In 2015, 5.0 percent of U.S. households had very low food security, down from 5.6 percent in 2014.
The estimated percentage of U.S. households that were food insecure declined significantly in 2015 to 12.7 percent of U.S. households, according to the Economic Research Service of the Department of Agriculture.
This compares to the high of 14.9 percent in 2011. The 2015 prevalence of food insecurity was still above the 2007 pre-recession level of 11.1 percent. In 2015, the percentage of households with food insecurity in the severe range—very low food security—also declined significantly.
In 2015, 87.3 percent of U.S. households were food secure throughout the year. The remaining 12.7 percent (15.8 million households) were food insecure. Food-insecure households (those with low and very low food security) had difficulty at some time during the year providing enough food for all their members due to a lack of resources. The decline from 2014 (14.0 percent) was statistically significant.
In 2015, 5.0 percent of U.S. households (6.3 million households) had very low food security, down from 5.6 percent in 2014. In this more severe range of food insecurity, the food intake of some household members was reduced and normal eating patterns were disrupted at times during the year due to limited resources. This decline was also statistically significant.
Children were food insecure at times during the year in 7.8 percent of U.S. households with children (3.0 million households), down significantly from 9.4 percent in 2014. These households were unable at times during the year to provide adequate, nutritious food for their children.
While children are usually shielded from the disrupted eating patterns and reduced food intake that characterize very low food security, both children and adults experienced instances of very low food security in 0.7 percent of households with children (274,000 households) in 2015. The decline from 2014 (1.1 percent) was statistically significant.
For households with incomes near or below the Federal poverty line, households with children headed by single women or single men, women and men living alone, and Black- and Hispanic-headed households, the rates of food insecurity were substantially higher than the national average.
The prevalence of food insecurity varied considerably from state to state.
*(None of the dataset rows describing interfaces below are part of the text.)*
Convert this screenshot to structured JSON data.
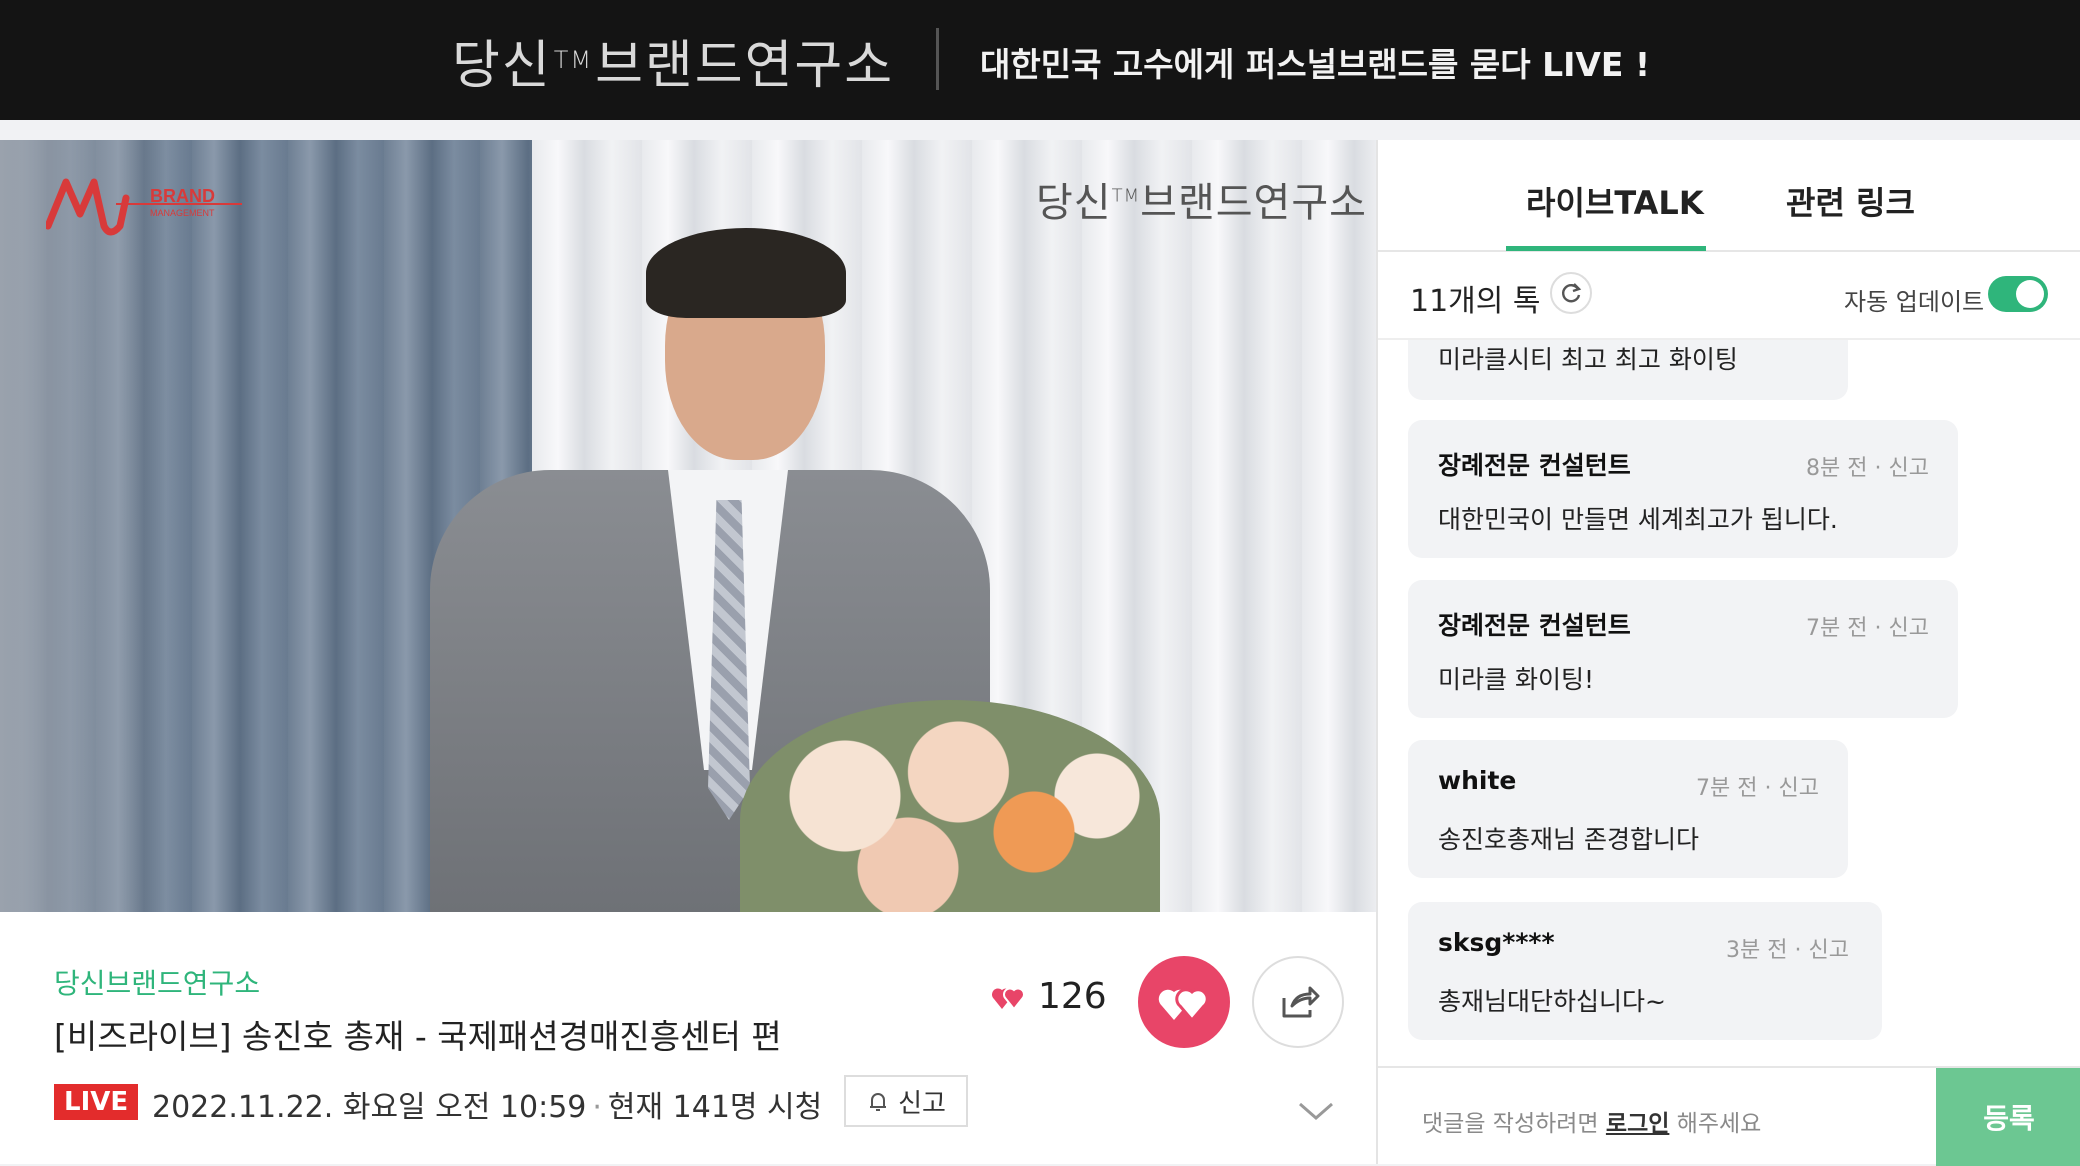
{
  "header": {
    "logo_text": "당신브랜드연구소",
    "logo_tm": "TM",
    "tagline": "대한민국 고수에게 퍼스널브랜드를 묻다 LIVE !"
  },
  "video": {
    "watermark_text": "당신브랜드연구소",
    "watermark_tm": "TM",
    "brand_mark_text": "BRAND",
    "brand_mark_sub": "MANAGEMENT",
    "colors": {
      "brand_red": "#d83a3a"
    }
  },
  "stream": {
    "channel": "당신브랜드연구소",
    "title": "[비즈라이브] 송진호 총재 - 국제패션경매진흥센터 편",
    "live_label": "LIVE",
    "datetime": "2022.11.22. 화요일 오전 10:59",
    "viewers": "현재 141명 시청",
    "report_label": "신고",
    "like_count": "126"
  },
  "sidebar": {
    "tabs": [
      {
        "label": "라이브TALK",
        "active": true
      },
      {
        "label": "관련 링크",
        "active": false
      }
    ],
    "talk_count": "11개의 톡",
    "auto_update_label": "자동 업데이트",
    "auto_update_on": true,
    "messages": [
      {
        "author": "",
        "time": "",
        "report": "",
        "body": "미라클시티 최고 최고 화이팅"
      },
      {
        "author": "장례전문 컨설턴트",
        "time": "8분 전",
        "report": "신고",
        "body": "대한민국이 만들면 세계최고가 됩니다."
      },
      {
        "author": "장례전문 컨설턴트",
        "time": "7분 전",
        "report": "신고",
        "body": "미라클 화이팅!"
      },
      {
        "author": "white",
        "time": "7분 전",
        "report": "신고",
        "body": "송진호총재님 존경합니다"
      },
      {
        "author": "sksg****",
        "time": "3분 전",
        "report": "신고",
        "body": "총재님대단하십니다~"
      }
    ],
    "comment": {
      "placeholder_pre": "댓글을 작성하려면 ",
      "placeholder_login": "로그인",
      "placeholder_post": " 해주세요",
      "submit_label": "등록"
    }
  },
  "colors": {
    "accent": "#2fb57b",
    "like": "#e84568",
    "live": "#e32c2c",
    "submit": "#6cc792"
  }
}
Estimated prevalence of food insecurity in 2013-15 ranged from 8.5 percent in North Dakota to 20.8 percent in Mississippi. (Data for 3 years were combined to provide more reliable State-level statistics.)
The typical (median) food-secure household spent 27 percent more for food than the typical food-insecure household of the same size and composition, including food purchased with Supplemental Nutrition Assistance Program (SNAP) benefits.
About 59 percent of food-insecure households in the survey reported that in the previous month, they had participated in one or more of the three largest Federal nutrition assistance programs (SNAP; Special Supplemental Nutrition Program for Women, Infants, and Children (WIC); and National School Lunch Program).
See the full report.